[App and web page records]
===============
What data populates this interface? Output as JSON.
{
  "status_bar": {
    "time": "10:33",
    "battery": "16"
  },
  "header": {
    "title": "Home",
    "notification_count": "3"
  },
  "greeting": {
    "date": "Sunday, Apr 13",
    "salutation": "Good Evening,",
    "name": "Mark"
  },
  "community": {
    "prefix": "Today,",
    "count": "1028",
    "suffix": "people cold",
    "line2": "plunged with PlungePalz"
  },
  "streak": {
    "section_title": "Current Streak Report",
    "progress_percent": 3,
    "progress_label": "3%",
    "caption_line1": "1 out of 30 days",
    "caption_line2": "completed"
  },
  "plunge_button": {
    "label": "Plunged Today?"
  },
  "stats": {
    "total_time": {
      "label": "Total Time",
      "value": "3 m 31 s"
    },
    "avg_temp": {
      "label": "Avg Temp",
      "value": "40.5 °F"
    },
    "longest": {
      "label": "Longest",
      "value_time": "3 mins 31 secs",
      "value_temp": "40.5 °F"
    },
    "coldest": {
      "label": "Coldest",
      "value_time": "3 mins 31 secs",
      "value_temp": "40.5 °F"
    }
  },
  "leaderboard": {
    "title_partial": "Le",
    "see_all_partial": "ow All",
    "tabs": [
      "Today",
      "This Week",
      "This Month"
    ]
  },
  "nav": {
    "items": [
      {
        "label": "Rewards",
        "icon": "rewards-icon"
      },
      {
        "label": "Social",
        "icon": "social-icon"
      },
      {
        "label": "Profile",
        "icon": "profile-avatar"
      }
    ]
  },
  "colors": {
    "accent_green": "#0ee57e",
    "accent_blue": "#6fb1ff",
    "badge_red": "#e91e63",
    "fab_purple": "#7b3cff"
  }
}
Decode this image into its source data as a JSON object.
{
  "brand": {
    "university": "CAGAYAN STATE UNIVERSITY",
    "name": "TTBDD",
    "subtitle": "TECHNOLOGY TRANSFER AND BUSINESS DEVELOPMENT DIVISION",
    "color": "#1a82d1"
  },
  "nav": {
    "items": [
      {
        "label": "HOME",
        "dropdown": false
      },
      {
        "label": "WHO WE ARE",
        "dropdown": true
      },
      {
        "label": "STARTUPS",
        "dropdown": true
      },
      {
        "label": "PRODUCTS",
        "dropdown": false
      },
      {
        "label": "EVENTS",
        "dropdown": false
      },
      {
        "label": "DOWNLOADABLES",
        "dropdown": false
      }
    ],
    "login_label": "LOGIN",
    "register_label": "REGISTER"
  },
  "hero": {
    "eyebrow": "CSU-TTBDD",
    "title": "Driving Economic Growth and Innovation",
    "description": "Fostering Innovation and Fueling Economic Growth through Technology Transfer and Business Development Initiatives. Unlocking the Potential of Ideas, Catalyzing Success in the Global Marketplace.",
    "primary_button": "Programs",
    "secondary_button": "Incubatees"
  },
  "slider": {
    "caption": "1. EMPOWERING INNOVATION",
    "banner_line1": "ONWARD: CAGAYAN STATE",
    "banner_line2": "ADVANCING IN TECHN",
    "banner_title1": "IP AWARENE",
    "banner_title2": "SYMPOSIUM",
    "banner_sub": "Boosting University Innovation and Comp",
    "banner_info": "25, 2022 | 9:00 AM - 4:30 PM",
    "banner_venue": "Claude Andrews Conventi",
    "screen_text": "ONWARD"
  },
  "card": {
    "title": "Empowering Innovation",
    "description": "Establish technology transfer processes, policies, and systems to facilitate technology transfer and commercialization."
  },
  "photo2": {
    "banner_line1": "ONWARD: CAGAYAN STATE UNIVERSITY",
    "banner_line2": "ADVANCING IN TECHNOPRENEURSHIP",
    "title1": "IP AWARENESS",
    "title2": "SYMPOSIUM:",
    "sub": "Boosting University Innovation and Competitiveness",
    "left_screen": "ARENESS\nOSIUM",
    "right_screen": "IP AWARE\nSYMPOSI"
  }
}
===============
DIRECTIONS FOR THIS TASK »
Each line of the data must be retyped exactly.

EXERCISE RESULT »
What data populates this interface? Output as JSON.
{
  "status_bar": {
    "time": "10:33",
    "battery": "16"
  },
  "header": {
    "title": "Home",
    "notification_count": "3"
  },
  "greeting": {
    "date": "Sunday, Apr 13",
    "salutation": "Good Evening,",
    "name": "Mark"
  },
  "community": {
    "prefix": "Today,",
    "count": "1028",
    "suffix": "people cold",
    "line2": "plunged with PlungePalz"
  },
  "streak": {
    "section_title": "Current Streak Report",
    "progress_percent": 3,
    "progress_label": "3%",
    "caption_line1": "1 out of 30 days",
    "caption_line2": "completed"
  },
  "plunge_button": {
    "label": "Plunged Today?"
  },
  "stats": {
    "total_time": {
      "label": "Total Time",
      "value": "3 m 31 s"
    },
    "avg_temp": {
      "label": "Avg Temp",
      "value": "40.5 °F"
    },
    "longest": {
      "label": "Longest",
      "value_time": "3 mins 31 secs",
      "value_temp": "40.5 °F"
    },
    "coldest": {
      "label": "Coldest",
      "value_time": "3 mins 31 secs",
      "value_temp": "40.5 °F"
    }
  },
  "leaderboard": {
    "title_partial": "Le",
    "see_all_partial": "ow All",
    "tabs": [
      "Today",
      "This Week",
      "This Month"
    ]
  },
  "nav": {
    "items": [
      {
        "label": "Rewards",
        "icon": "rewards-icon"
      },
      {
        "label": "Social",
        "icon": "social-icon"
      },
      {
        "label": "Profile",
        "icon": "profile-avatar"
      }
    ]
  },
  "colors": {
    "accent_green": "#0ee57e",
    "accent_blue": "#6fb1ff",
    "badge_red": "#e91e63",
    "fab_purple": "#7b3cff"
  }
}
Decode this image into its source data as a JSON object.
{
  "brand": {
    "university": "CAGAYAN STATE UNIVERSITY",
    "name": "TTBDD",
    "subtitle": "TECHNOLOGY TRANSFER AND BUSINESS DEVELOPMENT DIVISION",
    "color": "#1a82d1"
  },
  "nav": {
    "items": [
      {
        "label": "HOME",
        "dropdown": false
      },
      {
        "label": "WHO WE ARE",
        "dropdown": true
      },
      {
        "label": "STARTUPS",
        "dropdown": true
      },
      {
        "label": "PRODUCTS",
        "dropdown": false
      },
      {
        "label": "EVENTS",
        "dropdown": false
      },
      {
        "label": "DOWNLOADABLES",
        "dropdown": false
      }
    ],
    "login_label": "LOGIN",
    "register_label": "REGISTER"
  },
  "hero": {
    "eyebrow": "CSU-TTBDD",
    "title": "Driving Economic Growth and Innovation",
    "description": "Fostering Innovation and Fueling Economic Growth through Technology Transfer and Business Development Initiatives. Unlocking the Potential of Ideas, Catalyzing Success in the Global Marketplace.",
    "primary_button": "Programs",
    "secondary_button": "Incubatees"
  },
  "slider": {
    "caption": "1. EMPOWERING INNOVATION",
    "banner_line1": "ONWARD: CAGAYAN STATE",
    "banner_line2": "ADVANCING IN TECHN",
    "banner_title1": "IP AWARENE",
    "banner_title2": "SYMPOSIUM",
    "banner_sub": "Boosting University Innovation and Comp",
    "banner_info": "25, 2022 | 9:00 AM - 4:30 PM",
    "banner_venue": "Claude Andrews Conventi",
    "screen_text": "ONWARD"
  },
  "card": {
    "title": "Empowering Innovation",
    "description": "Establish technology transfer processes, policies, and systems to facilitate technology transfer and commercialization."
  },
  "photo2": {
    "banner_line1": "ONWARD: CAGAYAN STATE UNIVERSITY",
    "banner_line2": "ADVANCING IN TECHNOPRENEURSHIP",
    "title1": "IP AWARENESS",
    "title2": "SYMPOSIUM:",
    "sub": "Boosting University Innovation and Competitiveness",
    "left_screen": "ARENESS\nOSIUM",
    "right_screen": "IP AWARE\nSYMPOSI"
  }
}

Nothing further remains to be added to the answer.